> **EXERCISE REQUIREMENTS**
The expected output is the data below, restated word for word.

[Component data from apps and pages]
---------------
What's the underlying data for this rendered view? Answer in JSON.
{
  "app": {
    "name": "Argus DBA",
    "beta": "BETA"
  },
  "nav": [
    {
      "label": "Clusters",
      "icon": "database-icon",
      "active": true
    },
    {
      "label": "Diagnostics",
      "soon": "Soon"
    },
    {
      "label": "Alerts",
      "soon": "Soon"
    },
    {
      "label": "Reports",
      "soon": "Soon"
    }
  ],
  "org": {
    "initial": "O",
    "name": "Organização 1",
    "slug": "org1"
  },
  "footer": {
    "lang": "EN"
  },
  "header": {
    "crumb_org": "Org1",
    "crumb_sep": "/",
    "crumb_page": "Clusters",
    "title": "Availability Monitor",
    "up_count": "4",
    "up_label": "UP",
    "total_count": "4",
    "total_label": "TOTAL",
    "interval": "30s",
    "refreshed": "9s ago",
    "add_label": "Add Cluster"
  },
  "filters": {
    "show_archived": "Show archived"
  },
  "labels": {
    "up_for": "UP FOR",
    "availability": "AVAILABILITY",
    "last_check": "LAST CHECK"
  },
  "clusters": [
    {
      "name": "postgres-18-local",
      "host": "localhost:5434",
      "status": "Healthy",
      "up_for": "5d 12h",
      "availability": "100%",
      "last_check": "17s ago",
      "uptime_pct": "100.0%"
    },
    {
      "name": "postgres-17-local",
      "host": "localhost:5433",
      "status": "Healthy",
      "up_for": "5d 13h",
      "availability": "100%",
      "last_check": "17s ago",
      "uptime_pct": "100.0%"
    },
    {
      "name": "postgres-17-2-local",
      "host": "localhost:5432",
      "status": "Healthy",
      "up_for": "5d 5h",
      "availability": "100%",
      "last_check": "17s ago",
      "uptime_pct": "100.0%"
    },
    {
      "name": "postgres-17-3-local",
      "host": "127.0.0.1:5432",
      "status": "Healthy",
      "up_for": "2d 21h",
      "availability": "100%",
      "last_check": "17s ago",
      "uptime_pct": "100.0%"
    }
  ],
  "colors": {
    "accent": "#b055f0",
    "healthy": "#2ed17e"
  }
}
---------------
> **RESPONSE TO THE TASK**
What's the underlying data for this rendered view? Answer in JSON.
{
  "app": {
    "name": "Argus DBA",
    "beta": "BETA"
  },
  "nav": [
    {
      "label": "Clusters",
      "icon": "database-icon",
      "active": true
    },
    {
      "label": "Diagnostics",
      "soon": "Soon"
    },
    {
      "label": "Alerts",
      "soon": "Soon"
    },
    {
      "label": "Reports",
      "soon": "Soon"
    }
  ],
  "org": {
    "initial": "O",
    "name": "Organização 1",
    "slug": "org1"
  },
  "footer": {
    "lang": "EN"
  },
  "header": {
    "crumb_org": "Org1",
    "crumb_sep": "/",
    "crumb_page": "Clusters",
    "title": "Availability Monitor",
    "up_count": "4",
    "up_label": "UP",
    "total_count": "4",
    "total_label": "TOTAL",
    "interval": "30s",
    "refreshed": "9s ago",
    "add_label": "Add Cluster"
  },
  "filters": {
    "show_archived": "Show archived"
  },
  "labels": {
    "up_for": "UP FOR",
    "availability": "AVAILABILITY",
    "last_check": "LAST CHECK"
  },
  "clusters": [
    {
      "name": "postgres-18-local",
      "host": "localhost:5434",
      "status": "Healthy",
      "up_for": "5d 12h",
      "availability": "100%",
      "last_check": "17s ago",
      "uptime_pct": "100.0%"
    },
    {
      "name": "postgres-17-local",
      "host": "localhost:5433",
      "status": "Healthy",
      "up_for": "5d 13h",
      "availability": "100%",
      "last_check": "17s ago",
      "uptime_pct": "100.0%"
    },
    {
      "name": "postgres-17-2-local",
      "host": "localhost:5432",
      "status": "Healthy",
      "up_for": "5d 5h",
      "availability": "100%",
      "last_check": "17s ago",
      "uptime_pct": "100.0%"
    },
    {
      "name": "postgres-17-3-local",
      "host": "127.0.0.1:5432",
      "status": "Healthy",
      "up_for": "2d 21h",
      "availability": "100%",
      "last_check": "17s ago",
      "uptime_pct": "100.0%"
    }
  ],
  "colors": {
    "accent": "#b055f0",
    "healthy": "#2ed17e"
  }
}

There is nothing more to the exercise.